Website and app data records

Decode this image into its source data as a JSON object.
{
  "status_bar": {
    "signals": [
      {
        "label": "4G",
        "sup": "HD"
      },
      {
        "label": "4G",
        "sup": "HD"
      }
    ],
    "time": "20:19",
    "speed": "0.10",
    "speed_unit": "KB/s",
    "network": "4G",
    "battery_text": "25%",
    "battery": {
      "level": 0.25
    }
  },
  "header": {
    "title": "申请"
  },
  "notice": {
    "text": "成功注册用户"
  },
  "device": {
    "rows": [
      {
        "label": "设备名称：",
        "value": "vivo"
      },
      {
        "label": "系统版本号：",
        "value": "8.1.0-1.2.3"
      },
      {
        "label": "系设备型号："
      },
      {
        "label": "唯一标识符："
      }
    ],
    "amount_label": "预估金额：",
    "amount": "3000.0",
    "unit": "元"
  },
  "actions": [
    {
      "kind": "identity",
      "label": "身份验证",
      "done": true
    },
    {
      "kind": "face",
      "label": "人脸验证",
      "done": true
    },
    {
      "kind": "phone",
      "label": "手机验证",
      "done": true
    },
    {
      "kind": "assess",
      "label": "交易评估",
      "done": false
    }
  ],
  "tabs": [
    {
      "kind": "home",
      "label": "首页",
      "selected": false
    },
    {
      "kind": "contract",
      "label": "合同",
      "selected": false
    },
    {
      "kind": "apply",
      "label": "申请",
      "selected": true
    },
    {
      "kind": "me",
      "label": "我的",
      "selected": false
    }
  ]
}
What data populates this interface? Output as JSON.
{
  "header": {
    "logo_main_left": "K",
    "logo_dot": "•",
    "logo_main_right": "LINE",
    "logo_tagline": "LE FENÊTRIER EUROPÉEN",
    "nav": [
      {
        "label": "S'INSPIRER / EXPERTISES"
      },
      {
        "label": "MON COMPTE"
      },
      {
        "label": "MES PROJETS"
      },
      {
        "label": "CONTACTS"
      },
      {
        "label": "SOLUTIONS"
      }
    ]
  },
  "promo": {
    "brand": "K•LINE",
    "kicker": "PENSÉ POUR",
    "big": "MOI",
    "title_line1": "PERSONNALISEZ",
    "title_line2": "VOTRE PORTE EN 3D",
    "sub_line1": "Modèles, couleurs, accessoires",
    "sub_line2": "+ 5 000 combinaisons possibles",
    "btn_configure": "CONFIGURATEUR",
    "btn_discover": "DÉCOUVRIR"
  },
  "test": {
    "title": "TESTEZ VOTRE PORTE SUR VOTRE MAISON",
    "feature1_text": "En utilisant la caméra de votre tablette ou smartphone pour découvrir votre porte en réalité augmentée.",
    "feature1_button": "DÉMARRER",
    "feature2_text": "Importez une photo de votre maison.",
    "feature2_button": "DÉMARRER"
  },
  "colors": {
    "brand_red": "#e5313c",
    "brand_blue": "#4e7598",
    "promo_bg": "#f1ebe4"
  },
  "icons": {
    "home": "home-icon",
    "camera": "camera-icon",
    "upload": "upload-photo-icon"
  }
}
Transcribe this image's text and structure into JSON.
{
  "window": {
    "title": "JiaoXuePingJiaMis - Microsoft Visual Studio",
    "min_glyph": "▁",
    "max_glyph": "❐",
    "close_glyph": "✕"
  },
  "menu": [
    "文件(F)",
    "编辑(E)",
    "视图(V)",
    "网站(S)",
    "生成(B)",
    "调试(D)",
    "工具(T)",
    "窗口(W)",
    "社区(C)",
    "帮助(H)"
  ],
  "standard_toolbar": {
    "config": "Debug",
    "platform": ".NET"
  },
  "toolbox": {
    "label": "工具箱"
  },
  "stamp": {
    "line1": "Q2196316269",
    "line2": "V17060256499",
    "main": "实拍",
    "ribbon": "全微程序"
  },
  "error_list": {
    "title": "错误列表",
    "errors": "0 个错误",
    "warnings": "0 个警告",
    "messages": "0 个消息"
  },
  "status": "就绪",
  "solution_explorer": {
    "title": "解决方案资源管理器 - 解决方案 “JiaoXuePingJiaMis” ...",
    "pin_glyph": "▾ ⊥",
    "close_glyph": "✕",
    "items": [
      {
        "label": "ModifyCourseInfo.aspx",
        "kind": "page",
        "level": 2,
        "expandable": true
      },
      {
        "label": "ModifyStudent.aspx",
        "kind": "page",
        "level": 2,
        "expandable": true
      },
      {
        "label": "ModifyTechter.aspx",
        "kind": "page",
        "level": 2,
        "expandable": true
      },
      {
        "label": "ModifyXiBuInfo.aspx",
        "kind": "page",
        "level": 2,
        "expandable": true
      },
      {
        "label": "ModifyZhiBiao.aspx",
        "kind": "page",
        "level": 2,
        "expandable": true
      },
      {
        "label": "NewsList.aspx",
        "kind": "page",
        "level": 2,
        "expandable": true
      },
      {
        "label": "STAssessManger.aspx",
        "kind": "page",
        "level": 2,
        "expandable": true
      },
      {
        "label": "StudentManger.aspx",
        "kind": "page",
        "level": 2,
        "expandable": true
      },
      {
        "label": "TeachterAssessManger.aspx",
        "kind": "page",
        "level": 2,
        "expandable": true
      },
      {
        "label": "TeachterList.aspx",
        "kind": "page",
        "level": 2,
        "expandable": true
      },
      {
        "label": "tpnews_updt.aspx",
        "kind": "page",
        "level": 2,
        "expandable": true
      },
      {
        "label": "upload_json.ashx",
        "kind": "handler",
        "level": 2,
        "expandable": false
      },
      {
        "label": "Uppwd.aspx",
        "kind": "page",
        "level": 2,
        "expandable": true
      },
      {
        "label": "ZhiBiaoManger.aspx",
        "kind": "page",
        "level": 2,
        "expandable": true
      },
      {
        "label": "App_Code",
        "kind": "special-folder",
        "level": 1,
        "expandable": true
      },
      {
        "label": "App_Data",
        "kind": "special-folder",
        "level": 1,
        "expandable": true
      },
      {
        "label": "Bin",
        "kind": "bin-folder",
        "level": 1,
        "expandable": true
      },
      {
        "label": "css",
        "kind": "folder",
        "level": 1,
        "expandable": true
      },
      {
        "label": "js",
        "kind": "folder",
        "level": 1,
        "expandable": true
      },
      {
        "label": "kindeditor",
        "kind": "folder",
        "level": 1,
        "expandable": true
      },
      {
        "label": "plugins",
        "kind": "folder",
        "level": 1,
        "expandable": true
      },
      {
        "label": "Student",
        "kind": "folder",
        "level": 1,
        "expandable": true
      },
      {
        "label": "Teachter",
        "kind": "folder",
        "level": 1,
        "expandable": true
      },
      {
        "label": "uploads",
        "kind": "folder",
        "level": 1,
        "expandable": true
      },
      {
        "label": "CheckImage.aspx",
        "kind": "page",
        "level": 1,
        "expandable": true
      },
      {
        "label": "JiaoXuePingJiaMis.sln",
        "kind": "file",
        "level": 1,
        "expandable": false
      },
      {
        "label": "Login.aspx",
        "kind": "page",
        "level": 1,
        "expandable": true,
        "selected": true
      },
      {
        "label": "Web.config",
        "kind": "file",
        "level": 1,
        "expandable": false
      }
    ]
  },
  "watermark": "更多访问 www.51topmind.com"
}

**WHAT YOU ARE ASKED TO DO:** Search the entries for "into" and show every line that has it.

**ANSWER BELOW:**
Decode this image into its source data as a JSON object.
Transcribe this image's text and structure into JSON.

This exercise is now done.